Bombs killed nearly 60 people in Iraq on Thursday in the worst violence since U.S. combat troops withdrew from urban areas last week, and American forces released five Iranian officials suspected of aiding Shiite insurgents.
U.S. officials said they believe the Iranians , detained in northern Iraq in January 2007, had facilitated attacks on American-led forces but handed them over to the Iraqi government at its request because they were obliged to do so under a U.S.-Iraqi security agreement.
The U.S. State Department said it was concerned their release could present a security threat to American troops in Iraq .
Iraq's foreign minister, Hoshyar Zebari , called the release a "good initiative" that could encourage dialogue between Washington and Tehran, which are longtime foes, according to AP.
New York Times reports that Iraqi military and police forces now have more control over security than ever before, and yet they face a tenacious insurgency in places like Nineveh and Baghdad with far less overt American combat support.
“We need more security forces to protect us,” a shopkeeper who would identify himself only as Ali said in the aftermath of an attack in the Sadr City section of Baghdad. “We need someone to take care of us.”
The persistent violence in Mosul and Nineveh underscores the broader turmoil afflicting Iraq. But it also reflects the region’s unique mixture of insurgency and ethnic tensions between Kurds and Arabs, as well as a proliferation of criminal gangs, that makes the north the most dangerous part of the country.
"We should use shock therapy to sober up the Americans. In this case, the Americans will speak about the need to resume dialogue.
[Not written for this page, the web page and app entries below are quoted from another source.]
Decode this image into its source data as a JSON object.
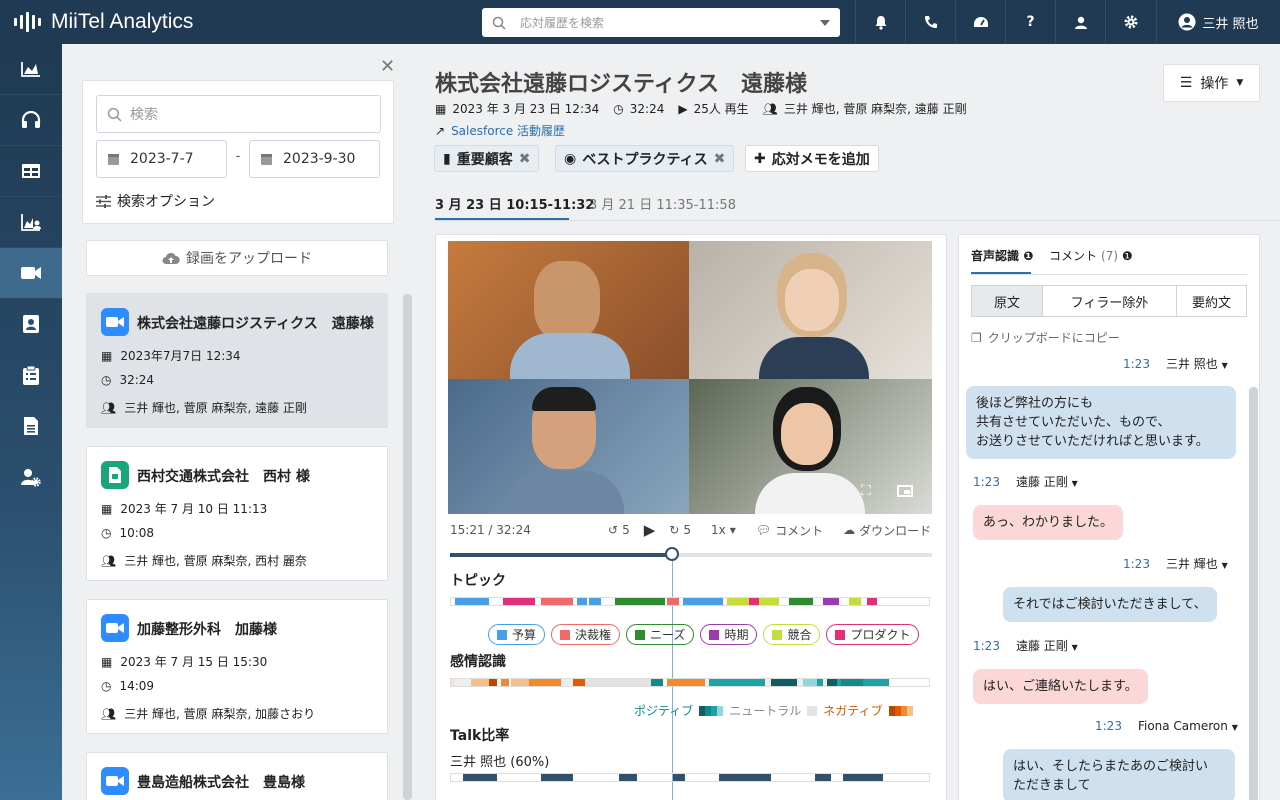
{
  "app": {
    "title": "MiiTel Analytics"
  },
  "search": {
    "placeholder": "応対履歴を検索"
  },
  "user": {
    "name": "三井 照也"
  },
  "left": {
    "search_placeholder": "検索",
    "date_from": "2023-7-7",
    "date_sep": "-",
    "date_to": "2023-9-30",
    "search_options": "検索オプション",
    "upload": "録画をアップロード",
    "items": [
      {
        "title": "株式会社遠藤ロジスティクス　遠藤様",
        "date": "2023年7月7日 12:34",
        "duration": "32:24",
        "people": "三井 輝也, 菅原 麻梨奈, 遠藤 正剛",
        "icon": "video-icon",
        "color": "#2d8cff"
      },
      {
        "title": "西村交通株式会社　西村 様",
        "date": "2023 年 7 月 10 日 11:13",
        "duration": "10:08",
        "people": "三井 輝也, 菅原 麻梨奈, 西村 麗奈",
        "icon": "meet-icon",
        "color": "#1aa67a"
      },
      {
        "title": "加藤整形外科　加藤様",
        "date": "2023 年 7 月 15 日 15:30",
        "duration": "14:09",
        "people": "三井 輝也, 菅原 麻梨奈, 加藤さおり",
        "icon": "video-icon",
        "color": "#2d8cff"
      },
      {
        "title": "豊島造船株式会社　豊島様",
        "icon": "video-icon",
        "color": "#2d8cff"
      }
    ]
  },
  "main": {
    "title": "株式会社遠藤ロジスティクス　遠藤様",
    "date": "2023 年 3 月 23 日 12:34",
    "duration": "32:24",
    "plays": "25人 再生",
    "participants": "三井 輝也, 菅原 麻梨奈, 遠藤 正剛",
    "salesforce": "Salesforce 活動履歴",
    "action": "操作",
    "tags": [
      "重要顧客",
      "ベストプラクティス"
    ],
    "add_memo": "応対メモを追加",
    "tabs": [
      "3 月 23 日 10:15-11:32",
      "3 月 21 日 11:35-11:58"
    ]
  },
  "player": {
    "time": "15:21 / 32:24",
    "back": "5",
    "fwd": "5",
    "speed": "1x",
    "comment": "コメント",
    "download": "ダウンロード",
    "progress": 0.46
  },
  "topic": {
    "title": "トピック",
    "legend": [
      {
        "label": "予算",
        "color": "#4a9ee6"
      },
      {
        "label": "決裁権",
        "color": "#f06a6a"
      },
      {
        "label": "ニーズ",
        "color": "#2e8b2e"
      },
      {
        "label": "時期",
        "color": "#9c3bb0"
      },
      {
        "label": "競合",
        "color": "#c5dd3a"
      },
      {
        "label": "プロダクト",
        "color": "#e0307a"
      }
    ]
  },
  "emotion": {
    "title": "感情認識",
    "positive": "ポジティブ",
    "neutral": "ニュートラル",
    "negative": "ネガティブ"
  },
  "talk": {
    "title": "Talk比率",
    "speaker": "三井 照也 (60%)"
  },
  "transcript": {
    "tabs": [
      "音声認識",
      "コメント"
    ],
    "comment_count": "7",
    "modes": [
      "原文",
      "フィラー除外",
      "要約文"
    ],
    "copy": "クリップボードにコピー",
    "messages": [
      {
        "time": "1:23",
        "speaker": "三井 照也",
        "side": "right",
        "text": "後ほど弊社の方にも\n共有させていただいた、もので、\nお送りさせていただければと思います。",
        "color": "blue"
      },
      {
        "time": "1:23",
        "speaker": "遠藤 正剛",
        "side": "left",
        "text": "あっ、わかりました。",
        "color": "pink"
      },
      {
        "time": "1:23",
        "speaker": "三井 輝也",
        "side": "right",
        "text": "それではご検討いただきまして、",
        "color": "blue"
      },
      {
        "time": "1:23",
        "speaker": "遠藤 正剛",
        "side": "left",
        "text": "はい、ご連絡いたします。",
        "color": "pink"
      },
      {
        "time": "1:23",
        "speaker": "Fiona Cameron",
        "side": "right",
        "text": "はい、そしたらまたあのご検討い\nただきまして",
        "color": "blue"
      }
    ]
  }
}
There is no other option"
The United States is concerned about the current crisis in the relations with Russia and suggests returning to reasonable policies to avoid a nuclear war